Free Willy is presented in its original aspect ratio of 1.78:1. The 1080p image is arrived at with an AVC MPEG-4 codec at an average 30 mbps. For a direct to video release it all looks rather good. Colors are very natural. The detail level is impressive. The close-ups of the real whale reveal a tremendous amount of texture to the animal. Unfortunately, the CG shots too obviously lack that detail, making them match not at all in high definition. Black levels are a little better than average. The print is in perfect condition.
The DTS-HD Master 5.1 audio just doesn’t deliver much here. I was hoping that at least the clicks and squeals of the whales would allow for some nice surround effect. Instead everything has a bland sense of placement to it. Dialog is fine, and you can hear everything just fine, but where’s the WOW?
All of the extras are presented in HD.
On The Set Of Free Willy – Greetings From South Africa: (7:38) Most of this is synopsis and a lot of talk about Bindi.
Meet My Wild Co-Stars: (3:10) Bindi introduces you to the animals she worked with.
Bindi’s First Movie Video Diary: (4:28) You see, this is the kind of thing that makes this look so exploitive. It’s all Bindi, all the time. She frolics day to day on the set of the film.
There are also 2 deleted and one outtake scene.
There’s a lot of focus on Bindi here, and it’s quite obvious this was intended more as a vehicle for her than anything else. There’s a filler segment where she visits a nature preserve so that she can interact with some other animals. It all looks like a segment from her show. I think I might have it enjoyed it more if I didn’t see so many examples of this being all about Bindi.
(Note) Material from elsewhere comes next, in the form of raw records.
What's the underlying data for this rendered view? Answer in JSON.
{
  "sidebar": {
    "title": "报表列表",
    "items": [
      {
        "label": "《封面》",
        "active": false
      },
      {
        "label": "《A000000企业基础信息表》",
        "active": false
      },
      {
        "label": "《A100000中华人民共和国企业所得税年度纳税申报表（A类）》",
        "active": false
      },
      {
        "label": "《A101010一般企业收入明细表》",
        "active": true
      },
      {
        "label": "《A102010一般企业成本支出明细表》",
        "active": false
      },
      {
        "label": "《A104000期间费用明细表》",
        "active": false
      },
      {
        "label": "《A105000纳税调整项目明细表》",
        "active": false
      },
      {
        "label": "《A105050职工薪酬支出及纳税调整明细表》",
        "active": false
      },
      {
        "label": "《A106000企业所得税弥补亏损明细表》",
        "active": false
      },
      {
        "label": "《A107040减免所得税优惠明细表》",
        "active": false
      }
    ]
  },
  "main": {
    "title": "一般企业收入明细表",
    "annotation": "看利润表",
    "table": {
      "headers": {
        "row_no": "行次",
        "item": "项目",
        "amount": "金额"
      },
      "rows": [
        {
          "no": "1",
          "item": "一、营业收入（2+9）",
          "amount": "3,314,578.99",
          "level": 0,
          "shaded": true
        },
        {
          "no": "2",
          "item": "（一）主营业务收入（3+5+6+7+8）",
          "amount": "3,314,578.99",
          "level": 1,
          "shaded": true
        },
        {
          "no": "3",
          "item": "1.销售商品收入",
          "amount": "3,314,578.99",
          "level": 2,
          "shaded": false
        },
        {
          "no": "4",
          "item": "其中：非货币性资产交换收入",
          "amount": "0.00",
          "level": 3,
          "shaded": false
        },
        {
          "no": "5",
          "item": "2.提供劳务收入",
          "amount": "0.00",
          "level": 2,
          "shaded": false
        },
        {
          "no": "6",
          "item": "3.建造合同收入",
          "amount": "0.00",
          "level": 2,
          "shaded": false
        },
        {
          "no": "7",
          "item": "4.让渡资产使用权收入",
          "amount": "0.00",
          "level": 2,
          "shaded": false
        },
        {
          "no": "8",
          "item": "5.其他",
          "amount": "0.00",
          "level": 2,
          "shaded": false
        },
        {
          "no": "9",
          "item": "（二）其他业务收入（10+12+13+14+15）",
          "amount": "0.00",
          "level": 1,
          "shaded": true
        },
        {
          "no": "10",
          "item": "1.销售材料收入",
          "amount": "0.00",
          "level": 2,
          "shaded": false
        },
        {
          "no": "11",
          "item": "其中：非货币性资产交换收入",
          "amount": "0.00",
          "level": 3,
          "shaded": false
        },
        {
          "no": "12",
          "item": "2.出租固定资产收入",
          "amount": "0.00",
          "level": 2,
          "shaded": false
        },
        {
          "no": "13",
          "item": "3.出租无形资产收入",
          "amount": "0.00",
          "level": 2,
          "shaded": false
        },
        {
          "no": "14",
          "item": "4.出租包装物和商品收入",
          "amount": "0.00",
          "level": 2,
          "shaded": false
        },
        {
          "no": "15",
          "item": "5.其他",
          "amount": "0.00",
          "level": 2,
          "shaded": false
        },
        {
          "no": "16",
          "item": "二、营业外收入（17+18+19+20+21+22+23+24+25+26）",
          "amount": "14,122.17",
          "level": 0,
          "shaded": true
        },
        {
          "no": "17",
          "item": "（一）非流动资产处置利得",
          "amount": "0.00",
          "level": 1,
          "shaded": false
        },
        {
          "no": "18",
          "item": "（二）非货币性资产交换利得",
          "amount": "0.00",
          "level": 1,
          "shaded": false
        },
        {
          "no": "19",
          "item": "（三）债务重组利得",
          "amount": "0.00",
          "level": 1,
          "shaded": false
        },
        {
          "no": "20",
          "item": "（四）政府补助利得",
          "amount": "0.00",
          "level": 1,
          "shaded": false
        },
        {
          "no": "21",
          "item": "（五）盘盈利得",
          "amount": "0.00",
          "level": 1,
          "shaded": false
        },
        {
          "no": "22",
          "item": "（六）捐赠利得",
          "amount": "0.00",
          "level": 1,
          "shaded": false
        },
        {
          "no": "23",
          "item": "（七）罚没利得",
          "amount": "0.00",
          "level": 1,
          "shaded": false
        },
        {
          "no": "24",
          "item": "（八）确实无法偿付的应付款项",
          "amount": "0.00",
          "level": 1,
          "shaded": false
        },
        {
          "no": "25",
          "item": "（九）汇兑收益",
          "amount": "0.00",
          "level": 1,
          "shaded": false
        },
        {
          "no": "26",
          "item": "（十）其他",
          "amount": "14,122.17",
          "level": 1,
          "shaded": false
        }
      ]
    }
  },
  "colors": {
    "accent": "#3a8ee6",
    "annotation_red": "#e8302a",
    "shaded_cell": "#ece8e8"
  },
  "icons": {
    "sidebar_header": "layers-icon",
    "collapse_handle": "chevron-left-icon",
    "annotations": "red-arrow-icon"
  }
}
The whale is really second here. Again, this really has no connection to the older franchise which begs the question, “Why did she have to name him Willy?”